While trying not to seem repetitive, the underlying fundamental strength of the U.S. economy (labor markets, consumer heath, bank balance sheets, corporate earnings) does not seem to counter the headwinds of higher inflation and higher interest rates. This week we will get some additional information around inflation as the monthly and yearly U.S. Consumer Price Index change for March 2022 is released on Wednesday. The previous YoY (Year Over Year) reading was +7.87% and a level at or higher will certainly give the Fed all the air cover it needs to aggressively raise interest rates further. Friday begins the release of First Quarter earnings and banks will be first to report. Expectations for the first quarter are low compared with previous quarters. According to FactSet, analysts surveyed expect EPS (Earnings Per Share) increases of S&P 500 companies to average only +4.5%; which would be the first time in two years that earnings growth did not top +10%.

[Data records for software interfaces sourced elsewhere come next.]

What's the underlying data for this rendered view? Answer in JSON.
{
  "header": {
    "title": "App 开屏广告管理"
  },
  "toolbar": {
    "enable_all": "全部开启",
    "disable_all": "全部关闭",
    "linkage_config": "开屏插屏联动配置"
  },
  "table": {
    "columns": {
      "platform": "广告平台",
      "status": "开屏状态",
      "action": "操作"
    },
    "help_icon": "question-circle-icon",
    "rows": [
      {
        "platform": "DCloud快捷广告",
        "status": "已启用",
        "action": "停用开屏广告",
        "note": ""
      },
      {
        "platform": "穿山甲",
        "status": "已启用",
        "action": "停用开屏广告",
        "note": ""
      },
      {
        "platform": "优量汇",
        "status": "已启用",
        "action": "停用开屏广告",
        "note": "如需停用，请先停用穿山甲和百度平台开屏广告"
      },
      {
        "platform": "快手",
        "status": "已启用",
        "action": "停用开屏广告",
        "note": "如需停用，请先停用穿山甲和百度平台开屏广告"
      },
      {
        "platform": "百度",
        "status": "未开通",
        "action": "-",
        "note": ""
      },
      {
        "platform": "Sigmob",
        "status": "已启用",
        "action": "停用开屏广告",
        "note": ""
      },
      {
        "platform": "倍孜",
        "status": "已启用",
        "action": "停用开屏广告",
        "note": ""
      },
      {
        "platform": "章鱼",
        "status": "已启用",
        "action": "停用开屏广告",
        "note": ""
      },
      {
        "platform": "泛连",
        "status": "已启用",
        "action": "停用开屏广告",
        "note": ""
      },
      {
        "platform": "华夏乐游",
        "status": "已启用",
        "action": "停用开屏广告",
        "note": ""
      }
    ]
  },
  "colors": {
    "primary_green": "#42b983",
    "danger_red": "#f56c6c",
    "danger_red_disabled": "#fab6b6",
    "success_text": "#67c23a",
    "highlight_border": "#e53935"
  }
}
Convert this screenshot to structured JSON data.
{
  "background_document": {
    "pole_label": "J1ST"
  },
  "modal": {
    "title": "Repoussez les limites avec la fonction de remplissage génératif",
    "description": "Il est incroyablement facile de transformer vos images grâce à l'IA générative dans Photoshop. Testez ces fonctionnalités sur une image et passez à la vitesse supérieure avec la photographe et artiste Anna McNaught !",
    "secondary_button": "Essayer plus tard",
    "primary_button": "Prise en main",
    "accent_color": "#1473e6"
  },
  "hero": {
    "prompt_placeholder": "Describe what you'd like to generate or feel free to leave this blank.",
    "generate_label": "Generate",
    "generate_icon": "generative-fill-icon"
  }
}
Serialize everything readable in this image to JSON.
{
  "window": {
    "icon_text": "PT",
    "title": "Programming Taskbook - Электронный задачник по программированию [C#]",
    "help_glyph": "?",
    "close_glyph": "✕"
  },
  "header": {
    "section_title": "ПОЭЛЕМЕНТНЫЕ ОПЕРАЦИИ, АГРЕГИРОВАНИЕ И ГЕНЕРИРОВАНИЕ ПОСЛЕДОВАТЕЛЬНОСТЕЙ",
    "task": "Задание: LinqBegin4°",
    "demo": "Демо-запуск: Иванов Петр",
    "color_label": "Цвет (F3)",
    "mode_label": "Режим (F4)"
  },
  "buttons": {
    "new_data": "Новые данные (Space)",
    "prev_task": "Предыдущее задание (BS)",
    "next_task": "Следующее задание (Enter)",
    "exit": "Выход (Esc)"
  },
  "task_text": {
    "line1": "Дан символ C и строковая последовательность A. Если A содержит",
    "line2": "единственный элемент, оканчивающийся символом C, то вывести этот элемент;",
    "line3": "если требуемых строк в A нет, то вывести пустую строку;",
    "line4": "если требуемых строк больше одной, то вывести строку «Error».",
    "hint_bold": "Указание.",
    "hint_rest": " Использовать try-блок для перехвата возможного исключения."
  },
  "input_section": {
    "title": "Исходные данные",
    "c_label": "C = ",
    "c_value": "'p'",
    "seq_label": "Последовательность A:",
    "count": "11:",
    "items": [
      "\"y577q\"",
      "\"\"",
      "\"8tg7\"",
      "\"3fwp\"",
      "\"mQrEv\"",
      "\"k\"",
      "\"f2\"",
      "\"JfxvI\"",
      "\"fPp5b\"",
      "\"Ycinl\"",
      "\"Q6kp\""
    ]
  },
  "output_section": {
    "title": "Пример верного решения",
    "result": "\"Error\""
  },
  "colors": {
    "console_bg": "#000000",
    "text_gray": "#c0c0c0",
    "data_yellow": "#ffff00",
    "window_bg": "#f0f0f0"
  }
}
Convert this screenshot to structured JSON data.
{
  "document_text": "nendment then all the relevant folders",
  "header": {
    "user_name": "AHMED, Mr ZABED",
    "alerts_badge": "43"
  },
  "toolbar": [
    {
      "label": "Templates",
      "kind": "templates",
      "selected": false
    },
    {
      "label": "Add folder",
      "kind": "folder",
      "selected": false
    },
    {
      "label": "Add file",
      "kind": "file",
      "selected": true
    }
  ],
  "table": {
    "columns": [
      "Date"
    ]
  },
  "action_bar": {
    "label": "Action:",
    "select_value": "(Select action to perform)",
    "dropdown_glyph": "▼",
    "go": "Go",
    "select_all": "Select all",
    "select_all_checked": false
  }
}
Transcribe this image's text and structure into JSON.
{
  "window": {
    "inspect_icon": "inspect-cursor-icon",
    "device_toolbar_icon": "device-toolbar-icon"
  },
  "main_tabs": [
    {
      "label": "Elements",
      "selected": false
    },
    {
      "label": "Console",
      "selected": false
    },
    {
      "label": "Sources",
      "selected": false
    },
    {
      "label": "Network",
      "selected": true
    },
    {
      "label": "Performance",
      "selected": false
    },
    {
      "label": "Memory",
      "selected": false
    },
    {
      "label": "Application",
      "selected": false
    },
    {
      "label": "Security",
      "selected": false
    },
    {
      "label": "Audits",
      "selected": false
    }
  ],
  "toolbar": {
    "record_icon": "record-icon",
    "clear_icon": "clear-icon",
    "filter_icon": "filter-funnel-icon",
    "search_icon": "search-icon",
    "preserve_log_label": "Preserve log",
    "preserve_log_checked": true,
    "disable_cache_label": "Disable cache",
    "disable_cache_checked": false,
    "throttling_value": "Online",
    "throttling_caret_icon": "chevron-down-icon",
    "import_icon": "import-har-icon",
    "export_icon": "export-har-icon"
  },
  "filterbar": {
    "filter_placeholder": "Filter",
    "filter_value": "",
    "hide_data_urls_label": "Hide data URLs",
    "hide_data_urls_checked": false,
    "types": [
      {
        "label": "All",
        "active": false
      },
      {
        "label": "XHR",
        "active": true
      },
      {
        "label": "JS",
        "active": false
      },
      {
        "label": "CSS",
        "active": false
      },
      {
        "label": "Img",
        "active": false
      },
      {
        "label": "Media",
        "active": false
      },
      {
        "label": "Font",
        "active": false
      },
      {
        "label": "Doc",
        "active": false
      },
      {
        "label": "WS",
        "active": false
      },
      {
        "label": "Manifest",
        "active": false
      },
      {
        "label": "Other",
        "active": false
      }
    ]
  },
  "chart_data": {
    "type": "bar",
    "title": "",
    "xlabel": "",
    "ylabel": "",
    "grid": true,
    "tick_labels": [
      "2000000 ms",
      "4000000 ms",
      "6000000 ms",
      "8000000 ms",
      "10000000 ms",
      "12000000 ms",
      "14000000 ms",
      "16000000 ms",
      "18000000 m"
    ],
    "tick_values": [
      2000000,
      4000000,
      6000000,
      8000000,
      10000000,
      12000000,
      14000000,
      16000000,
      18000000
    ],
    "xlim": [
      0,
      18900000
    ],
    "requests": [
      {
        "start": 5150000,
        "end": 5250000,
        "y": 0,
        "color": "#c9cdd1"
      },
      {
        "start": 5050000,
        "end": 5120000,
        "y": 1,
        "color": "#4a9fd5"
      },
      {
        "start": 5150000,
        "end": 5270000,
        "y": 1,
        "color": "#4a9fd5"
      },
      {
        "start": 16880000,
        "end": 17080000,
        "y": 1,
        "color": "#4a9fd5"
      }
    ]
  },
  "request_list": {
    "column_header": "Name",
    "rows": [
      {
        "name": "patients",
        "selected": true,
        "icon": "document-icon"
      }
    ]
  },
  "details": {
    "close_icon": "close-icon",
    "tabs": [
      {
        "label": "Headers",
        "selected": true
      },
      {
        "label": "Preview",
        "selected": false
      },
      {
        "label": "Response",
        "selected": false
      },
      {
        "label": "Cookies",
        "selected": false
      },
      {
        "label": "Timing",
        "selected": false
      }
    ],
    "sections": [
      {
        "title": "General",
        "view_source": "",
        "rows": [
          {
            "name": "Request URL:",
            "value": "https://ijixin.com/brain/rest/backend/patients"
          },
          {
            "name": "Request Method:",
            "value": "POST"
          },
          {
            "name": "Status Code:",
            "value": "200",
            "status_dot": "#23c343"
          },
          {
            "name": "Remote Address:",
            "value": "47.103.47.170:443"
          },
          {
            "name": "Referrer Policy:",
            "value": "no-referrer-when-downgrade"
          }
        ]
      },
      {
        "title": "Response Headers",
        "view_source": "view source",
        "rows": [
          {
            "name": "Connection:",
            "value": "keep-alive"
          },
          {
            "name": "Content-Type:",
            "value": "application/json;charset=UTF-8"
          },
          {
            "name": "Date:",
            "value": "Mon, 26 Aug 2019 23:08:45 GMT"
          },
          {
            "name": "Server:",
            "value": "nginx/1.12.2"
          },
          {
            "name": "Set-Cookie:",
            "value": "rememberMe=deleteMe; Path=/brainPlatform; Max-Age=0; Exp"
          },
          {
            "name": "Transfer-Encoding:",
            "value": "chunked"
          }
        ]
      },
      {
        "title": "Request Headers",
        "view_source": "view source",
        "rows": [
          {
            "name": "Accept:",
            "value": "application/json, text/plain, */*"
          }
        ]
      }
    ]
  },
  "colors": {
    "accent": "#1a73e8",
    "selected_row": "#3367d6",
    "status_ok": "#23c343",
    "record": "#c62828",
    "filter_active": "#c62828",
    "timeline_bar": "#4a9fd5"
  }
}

Turning to the Russia / Ukraine war and market implications, there was a small piece of information that may help explain why the massive move upward in the Russian Ruble. China and Russia announced commodities trading between the two countries using a Yuan / Ruble currency conversion trade. Traditionally, commodities such as oil, that trade on international markets must be traded in U.S. Dollars only. Information around the China / Russia trade has helped to buoy the Ruble bringing the level back to pre-invasion levels. (See the chart below from Bloomberg).   

Trading outside of the U.S. Dollar has allowed the Ruble to rebound and shows how countries outside of NATO, China in this case, are helping Russia deal with crippling economic sanctions imposed by Western nations. Sadly, this gives us no reason to expect the Russia / Ukraine war to end anytime soon. 

Next week (April 18) brings the due date for Americans to file their 2021 tax returns. Most Americans are expecting refunds on their tax filings. A piece by Goldman Sachs noted that expectations are for refunds to exceed recent years due to the expanded tax credit and other fiscal transfers (See the chart below from the Department of the Treasury and Goldman Sachs).

Additional cash into consumers’ pockets over the coming few weeks will pile onto the cash they have already accumulated over the pandemic from increased savings, reduced spending, and government stimulus payments. In the face of rising costs of many consumer goods and services, this additional cash will give consumers a needed cash cushion. Lastly, remember that more than 60% of the U.S. economy is consumer driven and a healthy consumer flush with cash and employed always leads to continued economic growth.